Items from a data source

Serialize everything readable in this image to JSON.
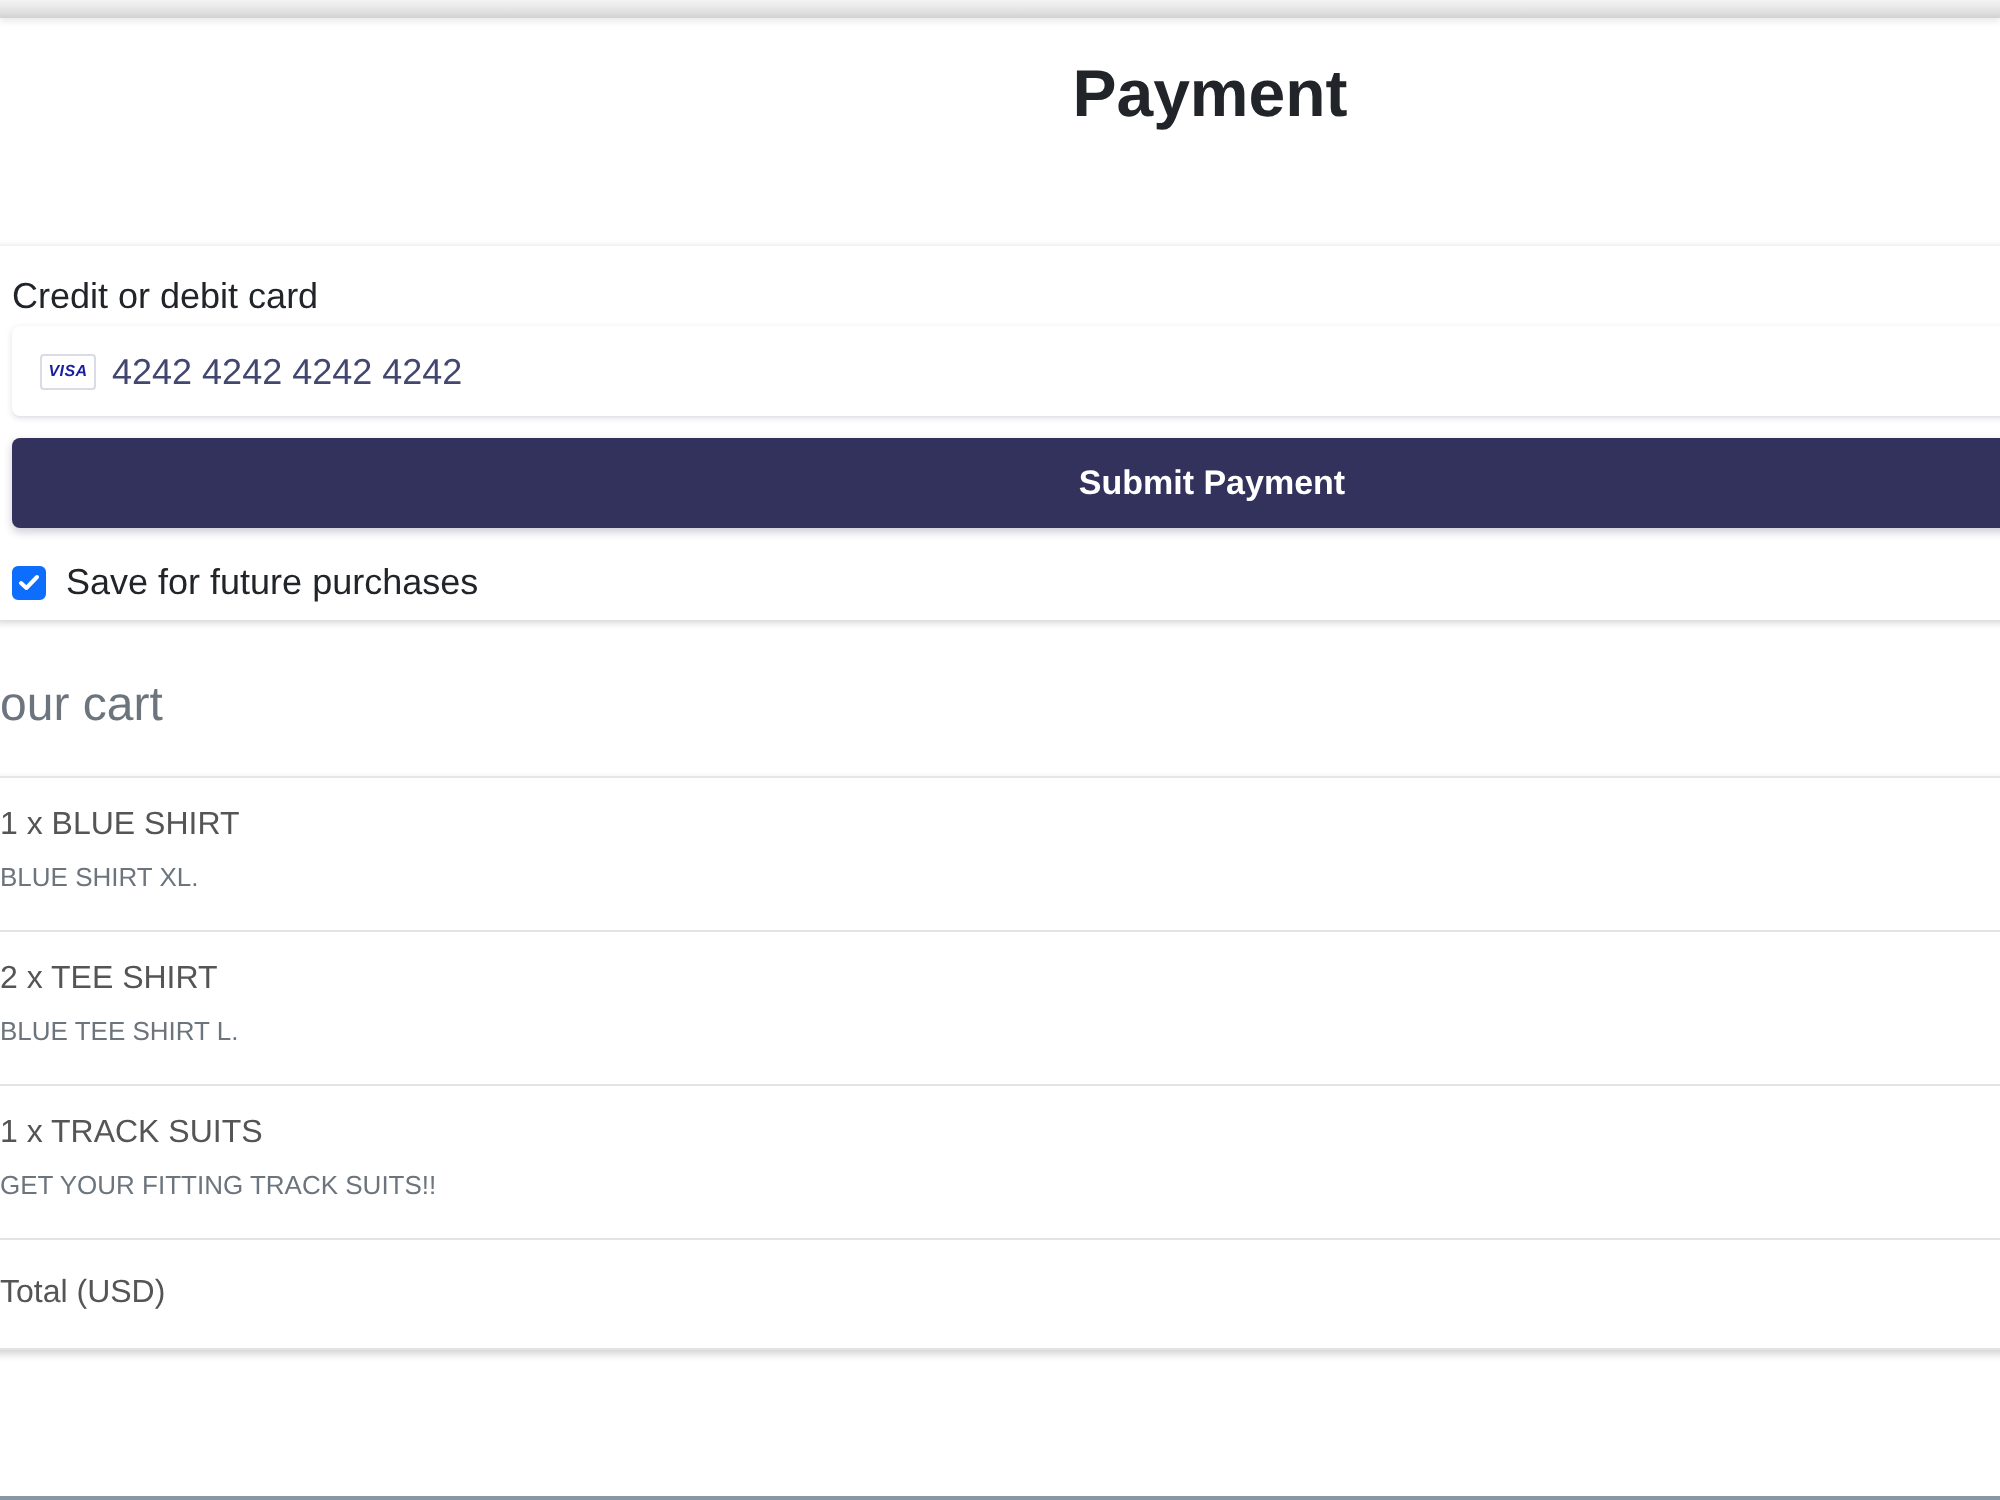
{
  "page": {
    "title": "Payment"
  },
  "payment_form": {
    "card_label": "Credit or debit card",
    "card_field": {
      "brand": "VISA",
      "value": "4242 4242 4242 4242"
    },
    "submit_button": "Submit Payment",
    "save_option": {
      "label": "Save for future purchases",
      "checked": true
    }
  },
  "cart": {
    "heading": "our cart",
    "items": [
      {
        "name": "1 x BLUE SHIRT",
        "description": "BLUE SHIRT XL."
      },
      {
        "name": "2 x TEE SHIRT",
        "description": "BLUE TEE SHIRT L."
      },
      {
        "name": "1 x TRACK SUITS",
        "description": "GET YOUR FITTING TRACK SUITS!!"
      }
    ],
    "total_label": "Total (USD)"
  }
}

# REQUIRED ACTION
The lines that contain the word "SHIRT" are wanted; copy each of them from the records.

# SOLUTION FOR THIS TASK
        "name": "1 x BLUE SHIRT",
        "description": "BLUE SHIRT XL."
        "name": "2 x TEE SHIRT",
        "description": "BLUE TEE SHIRT L."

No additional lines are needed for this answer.